On Thursday, 8 April 2021 at 11:55:37 UTC, Vladimir Panteleev wrote:
On Thursday, 8 April 2021 at 11:13:55 UTC, Sebastiaan Koppe wrote:
Yes, but be aware that the callee of .start() has the obligation to keep the operational state alive until after one of the three receiver's functions are called.
Sorry, what does operational state mean here? Does that refer to the root sender object (which is saved on the stack and referenced by the objects implementing the intermediate steps/operations)? Or something else (locals referred by the lambdas performing the asynchronous operations, though I guess in that case DMD would create a closure)?
Operational state is a term from the proposal, it is what is returned when you call
.connect(receiver) on a Sender. It contains all the state needed to start the Sender, often including the receiver itself.
It is this state that requires an allocation when you are doing Futures. With senders/receivers it lives on the callee's stack. With that comes the responsibility to keep it alive.
In practice it is a non-issue though. You are unlikely to call
.start() yourself, instead you often push the responsibility all the way up to
void main, where you do a
sync_wait to ensure all is done.
There are cases where you want to make the operational state live on the heap though (because it gets too big), and there are ways to do that.
Also, does this mean that this approach is not feasible for
I certainly tried, but there are likely some safety-violations left. Undoubtedly some of those could be resolved by a more safety-capable engineer than me; I sometimes feel it is more complicated to write @safe code correctly than lock-free algorithms - which are notoriously hard - and sometimes it is not possible to express the wanted semantics.
Even so, even if there is some large unsafe hole in this library, I rather have it than not. There is a lot of upside in being able to write asynchronous algorithms separate from the async tasks themselves. Just like the STL separated the algorithms from the containers, senders/receivers separate the algorithms from the async tasks. That is so valuable to me I gladly take a little possible unsafety. Although obviously I certainly welcome any improvements on that front!

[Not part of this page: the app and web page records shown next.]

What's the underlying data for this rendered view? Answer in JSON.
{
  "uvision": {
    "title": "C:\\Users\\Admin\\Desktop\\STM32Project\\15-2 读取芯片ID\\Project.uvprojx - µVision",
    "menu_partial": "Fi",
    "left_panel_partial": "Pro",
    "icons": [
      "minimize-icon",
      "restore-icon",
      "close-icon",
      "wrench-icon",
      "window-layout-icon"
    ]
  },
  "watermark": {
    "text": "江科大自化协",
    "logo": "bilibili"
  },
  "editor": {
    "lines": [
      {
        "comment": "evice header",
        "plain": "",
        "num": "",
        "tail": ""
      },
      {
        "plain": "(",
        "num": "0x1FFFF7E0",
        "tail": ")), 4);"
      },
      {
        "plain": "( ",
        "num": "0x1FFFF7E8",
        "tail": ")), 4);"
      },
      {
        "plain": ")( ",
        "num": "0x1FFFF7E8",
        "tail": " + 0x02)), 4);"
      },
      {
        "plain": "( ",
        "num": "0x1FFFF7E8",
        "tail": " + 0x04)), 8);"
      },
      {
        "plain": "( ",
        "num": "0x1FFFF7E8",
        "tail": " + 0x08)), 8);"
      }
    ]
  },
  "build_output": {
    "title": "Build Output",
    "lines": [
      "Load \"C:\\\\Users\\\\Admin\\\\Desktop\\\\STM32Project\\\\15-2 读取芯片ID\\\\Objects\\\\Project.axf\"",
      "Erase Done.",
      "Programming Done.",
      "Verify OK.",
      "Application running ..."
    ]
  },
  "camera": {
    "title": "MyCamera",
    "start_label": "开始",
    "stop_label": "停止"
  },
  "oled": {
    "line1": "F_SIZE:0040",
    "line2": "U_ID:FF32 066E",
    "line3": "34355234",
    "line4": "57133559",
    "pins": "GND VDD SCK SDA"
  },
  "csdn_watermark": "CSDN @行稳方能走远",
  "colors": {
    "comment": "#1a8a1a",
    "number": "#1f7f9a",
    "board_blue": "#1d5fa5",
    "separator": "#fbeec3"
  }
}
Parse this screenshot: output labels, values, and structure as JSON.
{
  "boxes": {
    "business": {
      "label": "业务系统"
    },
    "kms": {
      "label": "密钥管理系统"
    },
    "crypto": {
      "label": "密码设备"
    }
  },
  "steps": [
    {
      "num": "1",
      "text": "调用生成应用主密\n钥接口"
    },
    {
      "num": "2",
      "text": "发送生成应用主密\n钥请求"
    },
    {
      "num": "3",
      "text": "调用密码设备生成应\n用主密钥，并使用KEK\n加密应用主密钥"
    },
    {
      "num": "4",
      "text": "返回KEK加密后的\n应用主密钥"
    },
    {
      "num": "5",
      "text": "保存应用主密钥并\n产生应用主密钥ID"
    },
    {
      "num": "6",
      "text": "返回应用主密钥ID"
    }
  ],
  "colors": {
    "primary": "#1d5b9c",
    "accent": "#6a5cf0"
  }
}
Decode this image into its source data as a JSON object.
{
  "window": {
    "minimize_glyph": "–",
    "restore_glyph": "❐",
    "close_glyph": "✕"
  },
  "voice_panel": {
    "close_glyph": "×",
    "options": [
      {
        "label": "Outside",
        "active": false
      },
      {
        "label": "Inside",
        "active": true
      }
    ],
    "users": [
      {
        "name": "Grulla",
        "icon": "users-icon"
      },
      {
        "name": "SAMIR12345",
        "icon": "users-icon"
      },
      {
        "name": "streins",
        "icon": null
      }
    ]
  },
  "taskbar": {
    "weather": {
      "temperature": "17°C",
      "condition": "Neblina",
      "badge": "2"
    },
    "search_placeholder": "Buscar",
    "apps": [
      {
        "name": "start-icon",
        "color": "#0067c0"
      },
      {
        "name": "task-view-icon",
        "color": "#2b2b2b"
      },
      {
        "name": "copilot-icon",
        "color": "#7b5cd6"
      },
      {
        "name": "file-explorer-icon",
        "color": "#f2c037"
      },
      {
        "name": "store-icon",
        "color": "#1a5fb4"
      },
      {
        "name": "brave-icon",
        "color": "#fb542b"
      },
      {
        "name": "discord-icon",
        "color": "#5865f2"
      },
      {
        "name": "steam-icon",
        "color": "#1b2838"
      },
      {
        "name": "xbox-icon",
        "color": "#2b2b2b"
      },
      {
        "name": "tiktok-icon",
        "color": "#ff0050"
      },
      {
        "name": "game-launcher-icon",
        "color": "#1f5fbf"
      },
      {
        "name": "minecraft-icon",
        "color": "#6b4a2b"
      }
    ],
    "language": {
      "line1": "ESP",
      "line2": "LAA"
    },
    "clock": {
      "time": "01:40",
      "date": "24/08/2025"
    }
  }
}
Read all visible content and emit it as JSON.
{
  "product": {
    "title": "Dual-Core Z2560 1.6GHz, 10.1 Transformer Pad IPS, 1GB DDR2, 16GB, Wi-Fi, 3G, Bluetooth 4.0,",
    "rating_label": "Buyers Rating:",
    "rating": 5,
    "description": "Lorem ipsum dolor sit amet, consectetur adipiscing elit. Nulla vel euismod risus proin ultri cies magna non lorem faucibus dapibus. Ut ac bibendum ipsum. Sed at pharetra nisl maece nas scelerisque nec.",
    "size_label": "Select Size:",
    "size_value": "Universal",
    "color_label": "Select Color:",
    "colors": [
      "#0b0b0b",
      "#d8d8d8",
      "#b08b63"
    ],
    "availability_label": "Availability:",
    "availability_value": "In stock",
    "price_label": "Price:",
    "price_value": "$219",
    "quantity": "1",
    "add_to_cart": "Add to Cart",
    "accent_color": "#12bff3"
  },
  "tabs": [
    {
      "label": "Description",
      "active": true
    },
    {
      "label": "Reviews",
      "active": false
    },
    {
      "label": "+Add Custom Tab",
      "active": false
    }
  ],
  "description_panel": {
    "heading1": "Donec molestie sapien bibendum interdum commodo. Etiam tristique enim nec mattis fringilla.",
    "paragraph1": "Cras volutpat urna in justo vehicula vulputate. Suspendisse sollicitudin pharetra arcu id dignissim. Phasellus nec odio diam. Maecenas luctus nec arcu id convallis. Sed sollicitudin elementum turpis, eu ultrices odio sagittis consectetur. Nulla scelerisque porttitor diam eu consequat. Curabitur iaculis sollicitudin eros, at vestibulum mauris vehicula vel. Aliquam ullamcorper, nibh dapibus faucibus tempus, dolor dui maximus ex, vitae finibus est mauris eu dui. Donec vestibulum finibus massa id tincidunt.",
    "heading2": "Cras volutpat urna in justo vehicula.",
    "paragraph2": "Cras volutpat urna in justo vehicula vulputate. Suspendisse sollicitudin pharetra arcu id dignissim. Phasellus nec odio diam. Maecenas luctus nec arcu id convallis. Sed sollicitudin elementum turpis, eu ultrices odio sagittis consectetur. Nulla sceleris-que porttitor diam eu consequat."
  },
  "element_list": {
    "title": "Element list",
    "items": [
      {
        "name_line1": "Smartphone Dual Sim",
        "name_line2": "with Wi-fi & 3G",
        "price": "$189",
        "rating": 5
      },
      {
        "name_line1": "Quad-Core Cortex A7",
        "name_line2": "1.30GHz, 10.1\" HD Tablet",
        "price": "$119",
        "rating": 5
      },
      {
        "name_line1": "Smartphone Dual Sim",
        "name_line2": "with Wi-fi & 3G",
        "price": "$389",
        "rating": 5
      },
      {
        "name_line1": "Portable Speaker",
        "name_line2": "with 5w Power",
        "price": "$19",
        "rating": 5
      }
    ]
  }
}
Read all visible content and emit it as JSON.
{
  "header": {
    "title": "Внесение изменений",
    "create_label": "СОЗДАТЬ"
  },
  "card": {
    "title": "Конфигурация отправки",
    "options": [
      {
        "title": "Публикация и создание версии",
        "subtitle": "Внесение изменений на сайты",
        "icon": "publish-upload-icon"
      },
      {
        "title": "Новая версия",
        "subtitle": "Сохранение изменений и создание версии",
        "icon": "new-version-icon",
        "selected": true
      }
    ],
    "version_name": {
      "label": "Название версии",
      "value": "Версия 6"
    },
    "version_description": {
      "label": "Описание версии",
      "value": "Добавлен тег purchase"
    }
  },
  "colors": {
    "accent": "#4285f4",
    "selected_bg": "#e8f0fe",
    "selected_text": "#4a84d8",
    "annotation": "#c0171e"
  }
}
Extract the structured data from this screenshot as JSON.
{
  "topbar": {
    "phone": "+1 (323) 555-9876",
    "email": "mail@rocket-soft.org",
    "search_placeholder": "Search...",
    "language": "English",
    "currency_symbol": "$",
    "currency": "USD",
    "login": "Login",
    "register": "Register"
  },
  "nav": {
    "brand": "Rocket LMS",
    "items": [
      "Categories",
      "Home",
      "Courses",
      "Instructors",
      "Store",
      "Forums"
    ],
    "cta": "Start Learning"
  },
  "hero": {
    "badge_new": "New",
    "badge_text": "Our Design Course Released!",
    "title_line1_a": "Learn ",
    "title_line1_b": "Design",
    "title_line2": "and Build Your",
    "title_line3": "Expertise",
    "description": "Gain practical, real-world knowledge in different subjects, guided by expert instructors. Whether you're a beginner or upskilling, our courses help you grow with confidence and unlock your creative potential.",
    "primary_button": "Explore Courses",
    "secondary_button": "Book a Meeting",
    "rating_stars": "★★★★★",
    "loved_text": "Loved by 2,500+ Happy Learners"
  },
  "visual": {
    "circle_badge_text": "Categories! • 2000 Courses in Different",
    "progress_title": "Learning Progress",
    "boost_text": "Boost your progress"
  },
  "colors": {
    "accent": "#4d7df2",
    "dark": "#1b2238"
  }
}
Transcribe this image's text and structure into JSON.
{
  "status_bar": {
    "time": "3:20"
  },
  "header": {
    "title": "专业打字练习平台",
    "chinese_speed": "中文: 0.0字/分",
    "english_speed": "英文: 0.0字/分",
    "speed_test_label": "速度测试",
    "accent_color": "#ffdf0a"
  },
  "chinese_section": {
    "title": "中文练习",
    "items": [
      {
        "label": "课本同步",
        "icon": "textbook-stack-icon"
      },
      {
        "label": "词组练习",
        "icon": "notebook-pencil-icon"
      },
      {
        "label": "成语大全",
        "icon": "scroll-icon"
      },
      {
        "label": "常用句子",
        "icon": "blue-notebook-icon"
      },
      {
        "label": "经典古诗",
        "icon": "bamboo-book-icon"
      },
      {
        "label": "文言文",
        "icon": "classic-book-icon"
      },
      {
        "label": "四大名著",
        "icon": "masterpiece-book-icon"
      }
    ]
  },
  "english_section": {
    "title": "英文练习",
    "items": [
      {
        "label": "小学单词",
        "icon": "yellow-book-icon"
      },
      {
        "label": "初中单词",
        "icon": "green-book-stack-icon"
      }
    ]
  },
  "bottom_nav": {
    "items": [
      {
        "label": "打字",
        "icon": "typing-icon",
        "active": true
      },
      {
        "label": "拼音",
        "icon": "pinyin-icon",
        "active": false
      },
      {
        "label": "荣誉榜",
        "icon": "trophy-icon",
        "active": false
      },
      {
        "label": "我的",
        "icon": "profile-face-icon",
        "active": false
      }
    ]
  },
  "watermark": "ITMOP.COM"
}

Often, instead of calling
.start you would call
.sync_wait, or just return the sender itself (and have the parent take care of it).
I'm finding it a bit difficult to imagine how that would look like on a larger scale. Would it be possible to write e.g. an entire web app where all functions accept and return senders, with only the top-level function calling
Yes, except the top-level function would call
.sync_wait. The main reason is because that awaits completion.
The key part is expressing the web server as a Sender, and then run it till completion. A web server is a bit special in that it spawns additional sub-tasks as part of its execution. You can use a
Nursery() for that, which is a Sender itself, but allows adding additional senders during its execution. Then you just model each request as a Sender and add it to the Nursery. They can be short lived or long lived tasks. When it is time for shutdown the StopToken is triggered, and that will stop the listening thread as well as any running sub-tasks as well (like open requests or websockets, etc.).
Or is there perhaps a small demo app making use of this as a demonstration? :)
Nothing public at the moment sorry, but I plan to open source our webserver in time.
Hmm, I see. But isn't that the limitation of async/await itself? I suppose the solution would be to build refcounts on top of the value, such that the promise hold a reference to the value (slot), as well as any un-called continuations. Which would tie the lifetime of the value to that of the promise and all its continuations.
Logically, at any point in time, a promise either has un-called continuations, OR holds a value. As soon as it is fulfilled, it schedules all registered continuations to be called as soon as possible. (In reality there is a small window of time as the scheduler runs these continuations before they consume the value.)
I think it is possible to attach a continuation after the promise has already completed.
promise = getFoo();
getBar().then(x => promise.then(y => print(x*y));
The one thing I miss most from promises though, is cancellation. With senders/receivers you get that (almost) for free, and it is not at all difficult to properly shutdown (parts of) your application (including sending shutdown notifications to any clients).